Children Tell Adults about What Makes Them Feel Happy

<a href="/blogs/yvettevignando/2011/10/28/children-tell-adults-about-what-makes-them-feel-happy">Children Tell Adults about What Makes Them Feel Happy</a>

“…if I could ask any child what they would like in the world I would definitely ask it. I think it would be interesting to find out what everyone’s ideas are. What they want…” (14-year old girl). When we are asked what we want most for our children, most of us will answer “happiness”. Asking children about what contributes to their feelings of wellbeing reveals some insightful answers to how we can provide that happy life. A study, conducted by the NSW Commission for Children and Young People and published in 2007, highlighted the importance of adults using parenting and educational practices that promote children’s emotional and social well-being. Read full article

What Do You Most Want For Your Children?

<a href="/blogs/yvettevignando/2010/12/03/what-do-you-most-want-for-your-children">What Do You Most Want For Your Children?</a>

One of the main reasons I changed careers (from lawyer to executive coaching and now parenting publishing) was because I became a parent. I loved many things about being a lawyer, but there were a few other things pressing on my mind and heart ...I read Daniel Goleman’s book Emotional Intelligence, Why It Can Matter More than IQ and felt instantly that the ideas in that book represented the path to what I wanted most for our children: happiness and fulfilment, people to love them and people for them to love. Read full article

Learned Optimism

<a href="/parenting-resources/optimism/learned-optimism">Learned Optimism</a>

Book: Learned Optimism by Martin Seligman. An authority on positive psychology and motivation writes about the positive effects of optimism on the quality of life and provides a program of specific exercises designed to break the pessimism habit and help with depression, while developing an optimistic outlook. Read full article

Sad Children Outperform Happy Children. Really?

<a href="/blogs/yvettevignando/2010/09/24/sad-children-outperform-happy-children-really">Sad Children Outperform Happy Children. Really?</a>

Last year I was drawn to a series of articles referring to research from the Universities of Virginia (United States) and Plymouth (United Kingdom) suggesting that for children, happiness may not always mean good academic results. If you have read Martin Seligman’s work on optimism and its value for children’s wellbeing and later success in life, this suggestion could leave you scratching your head and wondering. Read full article

The Optimistic Child

<a href="/parenting-resources/depression-and-bipolar/the-optimistic-child">The Optimistic Child</a>

Book: The Optimistic Child by Martin Seligman.This book shows adults how to teach children the skills of optimism These skills can help them combat depression and achieve more academically, in sports and improve their physical health. Read full article

Raising an Optimistic Child

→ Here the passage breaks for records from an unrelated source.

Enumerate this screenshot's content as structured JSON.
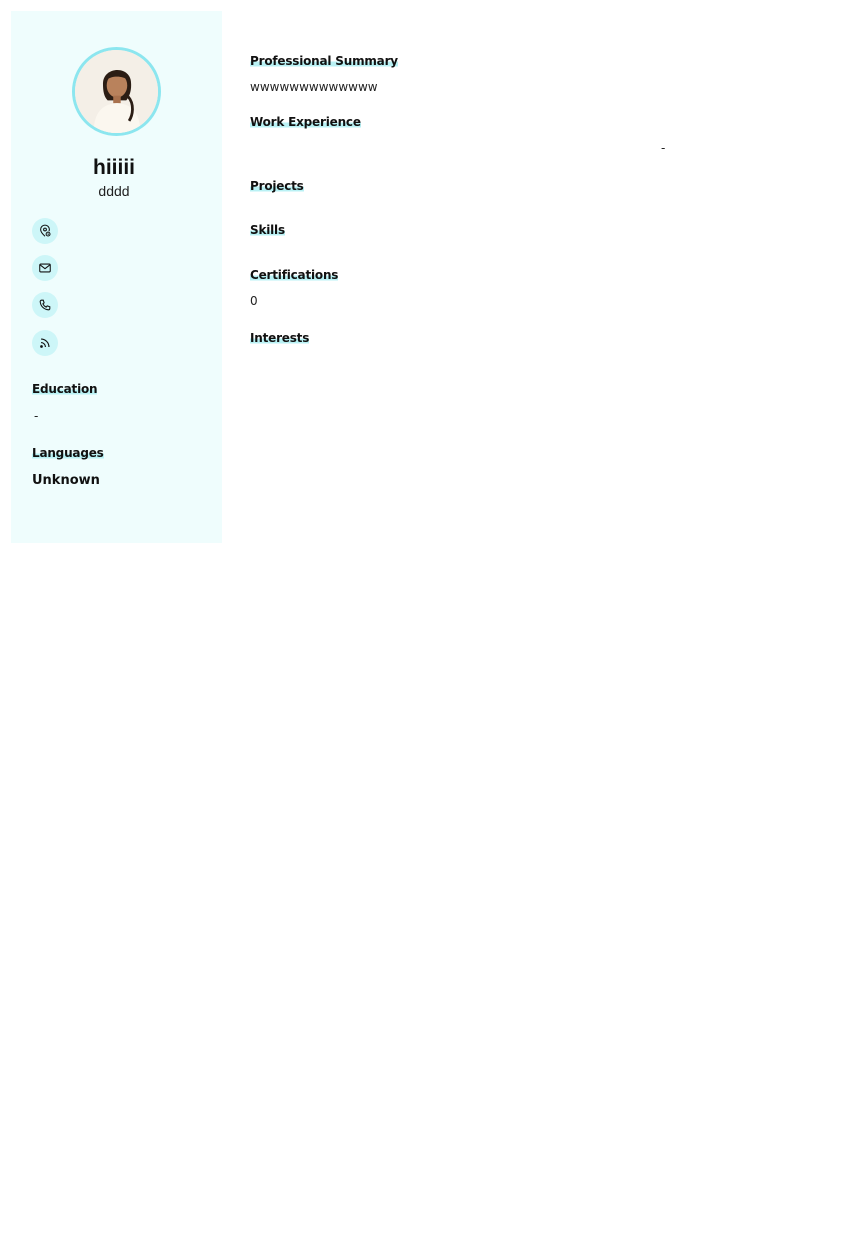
{
  "profile": {
    "name": "hiiiii",
    "title": "dddd",
    "avatar": "profile-photo"
  },
  "contacts": [
    {
      "icon": "location-icon"
    },
    {
      "icon": "mail-icon"
    },
    {
      "icon": "phone-icon"
    },
    {
      "icon": "rss-icon"
    }
  ],
  "sidebar": {
    "education_heading": "Education",
    "education_value": "-",
    "languages_heading": "Languages",
    "languages_value": "Unknown"
  },
  "main": {
    "summary_heading": "Professional Summary",
    "summary_text": "wwwwwwwwwwwww",
    "experience_heading": "Work Experience",
    "experience_dash": "-",
    "projects_heading": "Projects",
    "skills_heading": "Skills",
    "certifications_heading": "Certifications",
    "certifications_value": "0",
    "interests_heading": "Interests"
  },
  "colors": {
    "sidebar_bg": "#effdfd",
    "accent": "#8ce6ef",
    "highlight": "#b9f1f4",
    "icon_bg": "#cdf6f8"
  }
}
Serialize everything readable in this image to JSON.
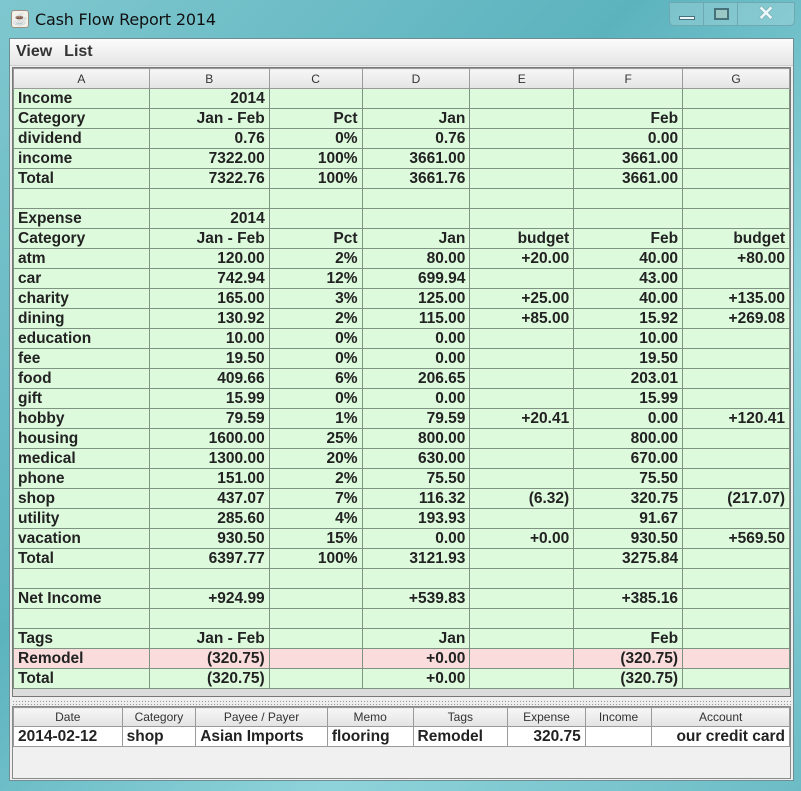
{
  "window": {
    "title": "Cash Flow Report 2014",
    "icon": "java-cup-icon",
    "controls": [
      "minimize",
      "maximize",
      "close"
    ]
  },
  "menu": [
    "View",
    "List"
  ],
  "report": {
    "columns": [
      "A",
      "B",
      "C",
      "D",
      "E",
      "F",
      "G"
    ],
    "rows": [
      {
        "cells": [
          "Income",
          "2014",
          "",
          "",
          "",
          "",
          ""
        ]
      },
      {
        "cells": [
          "Category",
          "Jan - Feb",
          "Pct",
          "Jan",
          "",
          "Feb",
          ""
        ]
      },
      {
        "cells": [
          "dividend",
          "0.76",
          "0%",
          "0.76",
          "",
          "0.00",
          ""
        ]
      },
      {
        "cells": [
          "income",
          "7322.00",
          "100%",
          "3661.00",
          "",
          "3661.00",
          ""
        ]
      },
      {
        "cells": [
          "Total",
          "7322.76",
          "100%",
          "3661.76",
          "",
          "3661.00",
          ""
        ]
      },
      {
        "cells": [
          "",
          "",
          "",
          "",
          "",
          "",
          ""
        ]
      },
      {
        "cells": [
          "Expense",
          "2014",
          "",
          "",
          "",
          "",
          ""
        ]
      },
      {
        "cells": [
          "Category",
          "Jan - Feb",
          "Pct",
          "Jan",
          "budget",
          "Feb",
          "budget"
        ]
      },
      {
        "cells": [
          "atm",
          "120.00",
          "2%",
          "80.00",
          "+20.00",
          "40.00",
          "+80.00"
        ]
      },
      {
        "cells": [
          "car",
          "742.94",
          "12%",
          "699.94",
          "",
          "43.00",
          ""
        ]
      },
      {
        "cells": [
          "charity",
          "165.00",
          "3%",
          "125.00",
          "+25.00",
          "40.00",
          "+135.00"
        ]
      },
      {
        "cells": [
          "dining",
          "130.92",
          "2%",
          "115.00",
          "+85.00",
          "15.92",
          "+269.08"
        ]
      },
      {
        "cells": [
          "education",
          "10.00",
          "0%",
          "0.00",
          "",
          "10.00",
          ""
        ]
      },
      {
        "cells": [
          "fee",
          "19.50",
          "0%",
          "0.00",
          "",
          "19.50",
          ""
        ]
      },
      {
        "cells": [
          "food",
          "409.66",
          "6%",
          "206.65",
          "",
          "203.01",
          ""
        ]
      },
      {
        "cells": [
          "gift",
          "15.99",
          "0%",
          "0.00",
          "",
          "15.99",
          ""
        ]
      },
      {
        "cells": [
          "hobby",
          "79.59",
          "1%",
          "79.59",
          "+20.41",
          "0.00",
          "+120.41"
        ]
      },
      {
        "cells": [
          "housing",
          "1600.00",
          "25%",
          "800.00",
          "",
          "800.00",
          ""
        ]
      },
      {
        "cells": [
          "medical",
          "1300.00",
          "20%",
          "630.00",
          "",
          "670.00",
          ""
        ]
      },
      {
        "cells": [
          "phone",
          "151.00",
          "2%",
          "75.50",
          "",
          "75.50",
          ""
        ]
      },
      {
        "cells": [
          "shop",
          "437.07",
          "7%",
          "116.32",
          "(6.32)",
          "320.75",
          "(217.07)"
        ]
      },
      {
        "cells": [
          "utility",
          "285.60",
          "4%",
          "193.93",
          "",
          "91.67",
          ""
        ]
      },
      {
        "cells": [
          "vacation",
          "930.50",
          "15%",
          "0.00",
          "+0.00",
          "930.50",
          "+569.50"
        ]
      },
      {
        "cells": [
          "Total",
          "6397.77",
          "100%",
          "3121.93",
          "",
          "3275.84",
          ""
        ]
      },
      {
        "cells": [
          "",
          "",
          "",
          "",
          "",
          "",
          ""
        ]
      },
      {
        "cells": [
          "Net Income",
          "+924.99",
          "",
          "+539.83",
          "",
          "+385.16",
          ""
        ]
      },
      {
        "cells": [
          "",
          "",
          "",
          "",
          "",
          "",
          ""
        ]
      },
      {
        "cells": [
          "Tags",
          "Jan - Feb",
          "",
          "Jan",
          "",
          "Feb",
          ""
        ]
      },
      {
        "cells": [
          "Remodel",
          "(320.75)",
          "",
          "+0.00",
          "",
          "(320.75)",
          ""
        ],
        "highlight": true
      },
      {
        "cells": [
          "Total",
          "(320.75)",
          "",
          "+0.00",
          "",
          "(320.75)",
          ""
        ]
      }
    ]
  },
  "detail": {
    "columns": [
      "Date",
      "Category",
      "Payee / Payer",
      "Memo",
      "Tags",
      "Expense",
      "Income",
      "Account"
    ],
    "rows": [
      {
        "cells": [
          "2014-02-12",
          "shop",
          "Asian Imports",
          "flooring",
          "Remodel",
          "320.75",
          "",
          "our credit card"
        ]
      }
    ]
  },
  "colors": {
    "cell_bg": "#ddfadd",
    "highlight_bg": "#fadcdc",
    "grid_line": "#7f9383"
  }
}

<a href="/articles/raising-an-optimistic-child">Raising an Optimistic Child</a>

Margie Sheedy writes about the very important skill of optimistic thinking for children. Teaching your child about responding to adversity and identifying their strengths is part of the process. Read some tips on helping your child to have an optimistic outlook. Read full article

What is Optimism? A Quick Guide for Parents.

<a href="/articles/what-is-optimism-a-quick-guide-for-parents">What is Optimism? A Quick Guide for Parents.</a>

Optimism describes a habit of thinking. A child who thinks that bad events are caused by temporary things (such as their mood) and that good events are caused by permanent things (such as being someone who always works hard) has an optimistic way of thinking. In his brilliant book, The Optimistic Child, Dr Martin Seligman gives several examples of this way of thinking. Read full article